(Beginning of PROVIDED MATERIAL)

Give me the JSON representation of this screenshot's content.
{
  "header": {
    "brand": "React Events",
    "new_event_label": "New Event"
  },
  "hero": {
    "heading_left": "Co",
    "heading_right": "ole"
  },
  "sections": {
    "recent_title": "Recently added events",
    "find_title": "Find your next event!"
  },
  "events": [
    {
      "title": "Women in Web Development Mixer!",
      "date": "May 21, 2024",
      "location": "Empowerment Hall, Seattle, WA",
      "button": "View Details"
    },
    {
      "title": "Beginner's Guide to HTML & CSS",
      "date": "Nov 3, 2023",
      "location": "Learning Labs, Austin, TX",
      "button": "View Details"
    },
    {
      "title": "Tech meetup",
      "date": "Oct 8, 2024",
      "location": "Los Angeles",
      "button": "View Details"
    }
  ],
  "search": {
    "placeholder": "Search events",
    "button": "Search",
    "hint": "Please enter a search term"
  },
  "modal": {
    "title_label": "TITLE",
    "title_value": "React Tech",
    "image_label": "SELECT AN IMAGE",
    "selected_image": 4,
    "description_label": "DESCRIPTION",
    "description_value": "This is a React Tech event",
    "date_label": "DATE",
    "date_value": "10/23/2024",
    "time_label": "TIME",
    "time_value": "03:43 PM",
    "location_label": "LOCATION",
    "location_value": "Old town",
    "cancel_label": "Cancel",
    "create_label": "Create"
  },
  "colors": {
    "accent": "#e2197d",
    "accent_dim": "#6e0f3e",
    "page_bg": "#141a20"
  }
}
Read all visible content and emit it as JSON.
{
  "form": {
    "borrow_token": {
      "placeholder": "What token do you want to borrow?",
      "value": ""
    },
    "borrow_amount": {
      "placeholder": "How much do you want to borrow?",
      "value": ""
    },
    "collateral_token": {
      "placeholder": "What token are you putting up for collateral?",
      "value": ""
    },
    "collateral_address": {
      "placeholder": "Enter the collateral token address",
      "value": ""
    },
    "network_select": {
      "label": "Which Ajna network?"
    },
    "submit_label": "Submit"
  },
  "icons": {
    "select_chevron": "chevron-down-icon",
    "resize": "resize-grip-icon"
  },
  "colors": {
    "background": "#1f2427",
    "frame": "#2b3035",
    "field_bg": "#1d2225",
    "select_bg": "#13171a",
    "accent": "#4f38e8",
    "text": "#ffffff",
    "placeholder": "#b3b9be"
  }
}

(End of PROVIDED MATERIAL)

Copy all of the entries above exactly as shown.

§ **EXERCISE RESPONSE**:
Give me the JSON representation of this screenshot's content.
{
  "header": {
    "brand": "React Events",
    "new_event_label": "New Event"
  },
  "hero": {
    "heading_left": "Co",
    "heading_right": "ole"
  },
  "sections": {
    "recent_title": "Recently added events",
    "find_title": "Find your next event!"
  },
  "events": [
    {
      "title": "Women in Web Development Mixer!",
      "date": "May 21, 2024",
      "location": "Empowerment Hall, Seattle, WA",
      "button": "View Details"
    },
    {
      "title": "Beginner's Guide to HTML & CSS",
      "date": "Nov 3, 2023",
      "location": "Learning Labs, Austin, TX",
      "button": "View Details"
    },
    {
      "title": "Tech meetup",
      "date": "Oct 8, 2024",
      "location": "Los Angeles",
      "button": "View Details"
    }
  ],
  "search": {
    "placeholder": "Search events",
    "button": "Search",
    "hint": "Please enter a search term"
  },
  "modal": {
    "title_label": "TITLE",
    "title_value": "React Tech",
    "image_label": "SELECT AN IMAGE",
    "selected_image": 4,
    "description_label": "DESCRIPTION",
    "description_value": "This is a React Tech event",
    "date_label": "DATE",
    "date_value": "10/23/2024",
    "time_label": "TIME",
    "time_value": "03:43 PM",
    "location_label": "LOCATION",
    "location_value": "Old town",
    "cancel_label": "Cancel",
    "create_label": "Create"
  },
  "colors": {
    "accent": "#e2197d",
    "accent_dim": "#6e0f3e",
    "page_bg": "#141a20"
  }
}
Read all visible content and emit it as JSON.
{
  "form": {
    "borrow_token": {
      "placeholder": "What token do you want to borrow?",
      "value": ""
    },
    "borrow_amount": {
      "placeholder": "How much do you want to borrow?",
      "value": ""
    },
    "collateral_token": {
      "placeholder": "What token are you putting up for collateral?",
      "value": ""
    },
    "collateral_address": {
      "placeholder": "Enter the collateral token address",
      "value": ""
    },
    "network_select": {
      "label": "Which Ajna network?"
    },
    "submit_label": "Submit"
  },
  "icons": {
    "select_chevron": "chevron-down-icon",
    "resize": "resize-grip-icon"
  },
  "colors": {
    "background": "#1f2427",
    "frame": "#2b3035",
    "field_bg": "#1d2225",
    "select_bg": "#13171a",
    "accent": "#4f38e8",
    "text": "#ffffff",
    "placeholder": "#b3b9be"
  }
}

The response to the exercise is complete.